Impulse: The river Rječina has historically been the border between Sušak and Rijeka. It has always played a key role in the city’s development. The city was named after the river, and the heart of the city is where the river flows into the sea. The Sweet & Salt program strand is based on a precise description of the city that has historically mistreated its primary ecological resource. No other coastal city on the Adriatic has this feature, and in Rijeka the river has become a hostage of industry. Five kilometres of space where the sea meets the Rječina canyon has been taken over by the port, active and abandoned industrial objects, parking lots, warehouses, a bus garage, and a water purification plant. That space was not used for leisure or contact with nature at any point in the 20th century.

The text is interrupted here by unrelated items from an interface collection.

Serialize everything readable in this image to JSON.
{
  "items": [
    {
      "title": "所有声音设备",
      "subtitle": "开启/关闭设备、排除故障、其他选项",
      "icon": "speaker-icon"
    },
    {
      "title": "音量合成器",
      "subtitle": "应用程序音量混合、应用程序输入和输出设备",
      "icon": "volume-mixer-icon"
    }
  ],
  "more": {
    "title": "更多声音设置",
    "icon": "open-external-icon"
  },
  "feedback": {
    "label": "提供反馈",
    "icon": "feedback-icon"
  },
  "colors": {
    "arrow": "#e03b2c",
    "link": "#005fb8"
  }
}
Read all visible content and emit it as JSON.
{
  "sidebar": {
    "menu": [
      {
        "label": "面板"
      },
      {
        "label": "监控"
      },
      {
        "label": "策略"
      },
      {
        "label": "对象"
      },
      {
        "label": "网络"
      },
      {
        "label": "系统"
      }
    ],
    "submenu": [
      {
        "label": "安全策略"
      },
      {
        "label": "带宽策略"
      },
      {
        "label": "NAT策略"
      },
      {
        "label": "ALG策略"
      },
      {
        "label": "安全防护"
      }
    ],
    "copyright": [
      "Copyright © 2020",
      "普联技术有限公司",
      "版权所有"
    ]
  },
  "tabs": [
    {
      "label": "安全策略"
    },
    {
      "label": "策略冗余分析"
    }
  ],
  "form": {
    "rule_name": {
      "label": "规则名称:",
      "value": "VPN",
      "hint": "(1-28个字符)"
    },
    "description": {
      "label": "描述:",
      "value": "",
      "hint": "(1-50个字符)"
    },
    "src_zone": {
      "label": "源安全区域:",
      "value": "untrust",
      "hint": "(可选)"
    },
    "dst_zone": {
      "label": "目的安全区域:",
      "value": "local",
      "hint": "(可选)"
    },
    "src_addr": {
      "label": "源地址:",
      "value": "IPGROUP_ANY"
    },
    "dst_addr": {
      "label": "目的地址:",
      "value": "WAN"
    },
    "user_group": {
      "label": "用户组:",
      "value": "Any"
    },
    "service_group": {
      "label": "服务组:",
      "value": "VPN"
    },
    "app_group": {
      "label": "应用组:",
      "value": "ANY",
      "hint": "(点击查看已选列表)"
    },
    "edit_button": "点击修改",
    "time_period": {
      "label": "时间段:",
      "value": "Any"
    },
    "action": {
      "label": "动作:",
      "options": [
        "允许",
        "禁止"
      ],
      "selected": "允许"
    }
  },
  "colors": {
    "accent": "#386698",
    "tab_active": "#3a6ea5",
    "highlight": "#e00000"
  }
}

The goal of this program strand is revival of urban spaces, former industrial and port facilities, and initiation of change. Various artistic and cultural events planned in the area of “Sweet & Salt”, will draw attention to the specific urban space. Various interventions in space will bring new contents to our fellow citizens and visitors who will thus see the city in other perspective. Some of the locations in the project are Exportdrvo, Molo Longo, skyscraper terraces on Kozala and Školjić. The international thematic exhibition that emerges as part of the “Sweet & Salt” program strand will place the focus on the history of Rijeka and its architecture, as well as European context, through the prism of the irresistible concept of power.